Last month, there was an incredibly awkward gay date happening in the booth behind us, where one person was so obsessed with being cute and charming, that I had to close my eyes and breathe slowly to keep from hurling a napkin dispenser at him.
Many times in the last few weeks, Comrade has woken up and suggested the diner, and I've said I'd think about it. But by the time I came to a decision, he'd eaten, so we didn't go.
On Friday, we went in. I didn't recognize any of the servers besides the person I assume is the owner or day manager, and we were directed to a table. Nothing really happened. Nobody around us was loud and awful. Our mediocre food came at roughly the amount of time it should take to prepare mediocre food. We finished it, caught some pokemon, talked about our upcoming trip, and were thinking of leaving when our server led an older white couple toward the table and said "Is this table okay?"
And the old white lady let out a sigh that only someone who imagines she deserves servants, and secretly thinks antebellum times Weren't That Bad, can muster and said "I suppose it will have to do."
I put my phone down and took my jacket off. I debated ordering another Coke.
They didn't say much of import for a couple of minutes. She mostly complained about someone named Lucy who was "just exasperating." (I'm sorry, Lucy, I'm also certain it isn't you.)
And then the server came over to take their order, and Granny Entitlement said "Can you change the music? It's so loud. Can't you put on some smooth jazz?"
I didn't like the satellite station they were playing. It was folky garbage from the 1970s. But I get the appeal of it. It's fairly indistinct. The songs blend together. They're recognizable to people above middle age. And they sure as fuck aren't loud. I'm pretty sure it was all acoustic.
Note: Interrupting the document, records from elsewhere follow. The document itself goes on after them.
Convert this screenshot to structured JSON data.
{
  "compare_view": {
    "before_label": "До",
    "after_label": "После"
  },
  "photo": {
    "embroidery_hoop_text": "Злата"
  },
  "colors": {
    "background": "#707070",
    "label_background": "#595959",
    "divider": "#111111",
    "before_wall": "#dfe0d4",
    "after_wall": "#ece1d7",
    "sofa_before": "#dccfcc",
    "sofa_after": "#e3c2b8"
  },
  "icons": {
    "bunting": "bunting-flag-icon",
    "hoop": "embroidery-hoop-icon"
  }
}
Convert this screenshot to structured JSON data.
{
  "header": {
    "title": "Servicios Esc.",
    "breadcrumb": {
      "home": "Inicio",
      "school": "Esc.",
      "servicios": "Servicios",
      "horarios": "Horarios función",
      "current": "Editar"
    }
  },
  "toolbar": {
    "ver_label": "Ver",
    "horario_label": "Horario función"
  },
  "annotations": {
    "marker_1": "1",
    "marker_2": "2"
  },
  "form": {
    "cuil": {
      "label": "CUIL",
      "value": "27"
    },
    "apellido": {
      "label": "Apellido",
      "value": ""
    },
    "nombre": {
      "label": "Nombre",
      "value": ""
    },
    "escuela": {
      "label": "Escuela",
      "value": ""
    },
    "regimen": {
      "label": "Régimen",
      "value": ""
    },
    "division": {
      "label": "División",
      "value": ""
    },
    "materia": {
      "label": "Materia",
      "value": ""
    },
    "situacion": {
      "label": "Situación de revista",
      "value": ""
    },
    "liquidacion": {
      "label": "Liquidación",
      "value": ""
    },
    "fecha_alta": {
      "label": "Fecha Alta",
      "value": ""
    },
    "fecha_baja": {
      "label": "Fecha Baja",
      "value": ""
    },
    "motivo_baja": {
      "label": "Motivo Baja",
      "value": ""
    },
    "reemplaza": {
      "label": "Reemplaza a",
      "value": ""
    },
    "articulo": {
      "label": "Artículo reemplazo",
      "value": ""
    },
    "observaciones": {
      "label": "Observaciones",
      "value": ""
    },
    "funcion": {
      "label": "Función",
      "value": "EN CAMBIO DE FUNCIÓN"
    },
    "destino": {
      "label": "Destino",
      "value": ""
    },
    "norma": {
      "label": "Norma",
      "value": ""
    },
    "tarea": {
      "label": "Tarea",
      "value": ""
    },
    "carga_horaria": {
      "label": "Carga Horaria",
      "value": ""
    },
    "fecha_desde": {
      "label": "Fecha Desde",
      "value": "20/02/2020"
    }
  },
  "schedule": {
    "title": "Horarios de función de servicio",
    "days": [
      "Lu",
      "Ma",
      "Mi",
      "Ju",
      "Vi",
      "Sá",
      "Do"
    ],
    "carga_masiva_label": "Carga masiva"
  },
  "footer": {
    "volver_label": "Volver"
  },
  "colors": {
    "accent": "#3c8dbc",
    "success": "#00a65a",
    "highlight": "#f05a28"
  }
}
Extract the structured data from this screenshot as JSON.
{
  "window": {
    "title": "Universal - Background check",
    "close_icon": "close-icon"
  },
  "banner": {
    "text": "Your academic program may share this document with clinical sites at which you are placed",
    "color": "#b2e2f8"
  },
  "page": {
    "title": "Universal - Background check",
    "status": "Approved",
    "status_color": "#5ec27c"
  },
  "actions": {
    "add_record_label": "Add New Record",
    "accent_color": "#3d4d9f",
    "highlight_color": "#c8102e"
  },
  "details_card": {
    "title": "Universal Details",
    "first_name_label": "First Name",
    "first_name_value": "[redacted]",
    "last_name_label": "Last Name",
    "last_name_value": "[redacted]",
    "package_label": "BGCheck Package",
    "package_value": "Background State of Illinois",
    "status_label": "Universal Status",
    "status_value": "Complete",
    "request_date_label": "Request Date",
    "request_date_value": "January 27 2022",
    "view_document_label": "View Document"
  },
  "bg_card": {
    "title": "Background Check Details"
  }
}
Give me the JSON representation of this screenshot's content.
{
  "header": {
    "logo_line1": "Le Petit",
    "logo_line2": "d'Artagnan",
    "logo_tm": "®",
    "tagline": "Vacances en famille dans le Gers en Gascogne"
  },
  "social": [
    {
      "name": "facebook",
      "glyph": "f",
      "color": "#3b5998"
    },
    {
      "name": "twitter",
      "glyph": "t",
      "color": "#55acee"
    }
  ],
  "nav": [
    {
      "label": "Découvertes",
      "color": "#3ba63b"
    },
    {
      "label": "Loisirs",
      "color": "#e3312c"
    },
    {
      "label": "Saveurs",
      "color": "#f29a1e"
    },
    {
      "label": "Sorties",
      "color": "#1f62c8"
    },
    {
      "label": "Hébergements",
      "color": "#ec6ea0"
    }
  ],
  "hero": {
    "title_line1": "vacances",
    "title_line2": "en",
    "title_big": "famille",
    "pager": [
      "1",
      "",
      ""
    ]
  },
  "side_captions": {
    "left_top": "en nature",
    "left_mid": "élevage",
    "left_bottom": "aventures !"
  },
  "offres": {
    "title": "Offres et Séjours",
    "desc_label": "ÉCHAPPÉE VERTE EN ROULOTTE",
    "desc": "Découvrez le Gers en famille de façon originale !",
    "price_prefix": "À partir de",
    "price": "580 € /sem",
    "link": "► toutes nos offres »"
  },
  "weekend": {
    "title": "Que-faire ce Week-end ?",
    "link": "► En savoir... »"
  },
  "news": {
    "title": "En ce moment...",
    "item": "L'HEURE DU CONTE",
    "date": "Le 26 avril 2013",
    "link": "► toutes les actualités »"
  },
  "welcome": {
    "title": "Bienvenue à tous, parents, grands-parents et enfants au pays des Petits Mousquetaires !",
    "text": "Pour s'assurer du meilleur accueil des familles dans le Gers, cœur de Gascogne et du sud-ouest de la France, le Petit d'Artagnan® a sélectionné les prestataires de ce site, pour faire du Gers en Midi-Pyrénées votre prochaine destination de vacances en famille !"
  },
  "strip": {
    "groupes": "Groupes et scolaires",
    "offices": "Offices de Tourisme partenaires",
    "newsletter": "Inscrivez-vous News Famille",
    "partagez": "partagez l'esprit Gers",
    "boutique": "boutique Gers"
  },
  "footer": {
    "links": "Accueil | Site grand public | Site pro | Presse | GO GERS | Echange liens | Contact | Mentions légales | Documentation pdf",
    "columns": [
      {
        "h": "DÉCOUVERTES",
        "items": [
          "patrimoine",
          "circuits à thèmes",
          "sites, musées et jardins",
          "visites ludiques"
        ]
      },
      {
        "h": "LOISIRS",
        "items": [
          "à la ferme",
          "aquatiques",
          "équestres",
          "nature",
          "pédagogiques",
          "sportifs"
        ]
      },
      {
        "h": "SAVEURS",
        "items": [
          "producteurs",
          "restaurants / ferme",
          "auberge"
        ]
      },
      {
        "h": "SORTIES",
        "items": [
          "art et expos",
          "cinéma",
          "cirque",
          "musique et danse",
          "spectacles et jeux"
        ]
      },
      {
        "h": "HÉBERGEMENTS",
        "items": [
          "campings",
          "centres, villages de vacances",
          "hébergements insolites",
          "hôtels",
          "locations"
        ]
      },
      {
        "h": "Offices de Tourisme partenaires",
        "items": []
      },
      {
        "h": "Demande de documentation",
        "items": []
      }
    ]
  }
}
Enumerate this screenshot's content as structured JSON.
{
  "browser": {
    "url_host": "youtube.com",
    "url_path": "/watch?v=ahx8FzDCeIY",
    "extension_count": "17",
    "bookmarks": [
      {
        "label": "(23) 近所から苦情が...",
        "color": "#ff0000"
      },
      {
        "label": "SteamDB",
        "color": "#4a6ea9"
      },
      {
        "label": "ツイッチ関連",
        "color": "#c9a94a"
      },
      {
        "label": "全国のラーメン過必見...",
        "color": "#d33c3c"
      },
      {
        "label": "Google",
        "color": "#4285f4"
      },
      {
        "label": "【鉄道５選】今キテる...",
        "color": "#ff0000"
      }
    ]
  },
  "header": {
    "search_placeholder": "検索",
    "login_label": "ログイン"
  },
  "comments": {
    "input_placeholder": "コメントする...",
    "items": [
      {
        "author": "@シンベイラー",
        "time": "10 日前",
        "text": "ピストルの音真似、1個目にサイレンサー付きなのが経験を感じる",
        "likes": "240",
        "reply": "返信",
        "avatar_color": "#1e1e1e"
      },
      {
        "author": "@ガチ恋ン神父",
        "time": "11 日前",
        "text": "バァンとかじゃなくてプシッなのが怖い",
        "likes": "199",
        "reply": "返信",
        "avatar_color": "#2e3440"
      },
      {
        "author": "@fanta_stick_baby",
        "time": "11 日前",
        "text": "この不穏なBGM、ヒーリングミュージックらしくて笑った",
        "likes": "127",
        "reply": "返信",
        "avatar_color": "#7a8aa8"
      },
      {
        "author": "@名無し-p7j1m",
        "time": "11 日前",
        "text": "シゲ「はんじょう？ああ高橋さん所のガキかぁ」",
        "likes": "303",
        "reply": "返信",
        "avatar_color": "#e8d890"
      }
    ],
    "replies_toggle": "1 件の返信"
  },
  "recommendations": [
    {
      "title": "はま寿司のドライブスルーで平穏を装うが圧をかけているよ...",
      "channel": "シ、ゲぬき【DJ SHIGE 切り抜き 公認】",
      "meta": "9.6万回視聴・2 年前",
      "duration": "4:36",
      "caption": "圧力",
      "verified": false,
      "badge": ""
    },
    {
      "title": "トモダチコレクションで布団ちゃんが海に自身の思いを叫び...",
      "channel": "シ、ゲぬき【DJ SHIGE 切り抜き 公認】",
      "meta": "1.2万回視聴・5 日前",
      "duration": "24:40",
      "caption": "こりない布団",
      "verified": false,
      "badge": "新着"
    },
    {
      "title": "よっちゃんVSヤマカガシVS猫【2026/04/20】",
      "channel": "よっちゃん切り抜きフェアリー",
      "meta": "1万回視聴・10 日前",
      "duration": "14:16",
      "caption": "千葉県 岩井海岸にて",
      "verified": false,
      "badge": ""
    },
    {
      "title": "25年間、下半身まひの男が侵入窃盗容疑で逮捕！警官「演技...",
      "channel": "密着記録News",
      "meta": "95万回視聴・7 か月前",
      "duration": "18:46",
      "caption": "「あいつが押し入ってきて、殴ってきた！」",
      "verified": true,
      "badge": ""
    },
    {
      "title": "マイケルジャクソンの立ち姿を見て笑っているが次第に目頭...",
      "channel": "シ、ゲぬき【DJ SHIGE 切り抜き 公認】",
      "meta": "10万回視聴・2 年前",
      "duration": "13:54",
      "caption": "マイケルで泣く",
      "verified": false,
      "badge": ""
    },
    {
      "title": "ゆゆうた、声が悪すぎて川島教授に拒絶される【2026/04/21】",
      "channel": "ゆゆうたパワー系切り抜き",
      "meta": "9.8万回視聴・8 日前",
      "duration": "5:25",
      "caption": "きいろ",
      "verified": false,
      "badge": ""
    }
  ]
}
The thing is. If she was 70 now, (maaaaaaaybe she could have been early 80s?) then this is the music that was out in her twenties or early thirties. So, it's not like "I Don't Understand This New Music." And she didn't say "I"m sorry but Paul Simon once attacked my sister with a toaster, and Leonard Cohen sounds like someone put the record on the wrong speed, could you please put on some Motown or Broadway musicals?" She basically said "Any music with any sense of artistry sounds Loud to me, and I won't be forced to listen to it. So I'm demanding this restaurant find a station that plays music based on one of America's truly original art forms. But don't play the original stuff. That was made by (and who knows what she'd say her, but it would probably be innacurate, and it would defnitely be problematic). Nay. Play the subgenre populated almost exclusively by white people who subsist solely on porridge and raisins and who don't realize that noodling on a saxaphone while turning in circles is cute when an otter does it but a human caught doing it should be as ashamed as if they'd been caught masturbating to pictures of themselves photoshopped near famous landmarks. Spokem word poets shouldn't really shit on performers from other genres, but I feel like Smooth Jazz musicians are a safe target.
Nobody should force an entire restaurant to listen to smooth jazz at 2pm on a Friday.
The server said she didn't control the radio, but she'd see what she could do.
For a brief, Wonderful moment, the Ramones "Blitzkrieg Bop" played, and I imagined Betina Neverworkedforaliving having an aneurysm and dying right there in the diner. But, alas, after a mere verse, the music changed to smooth jazz.
"You know," I said to Comrade, "We don't work here. We could totally walk by their table on the way out and say 'People like you shouldn't be allowed out in public. I bet your grandkids can't wait to put you in a really cheap nursing home.'" (This is something I would obviously never actually do. But I do love imagining doing it.)
Comrade nodded. "It's not like they're going to tip the server anyway."
But we just put our coats on and left, though I did eyedagger the woman and shake my head at her. I hope I gave her something she spent the rest of the day complaining about to her husband.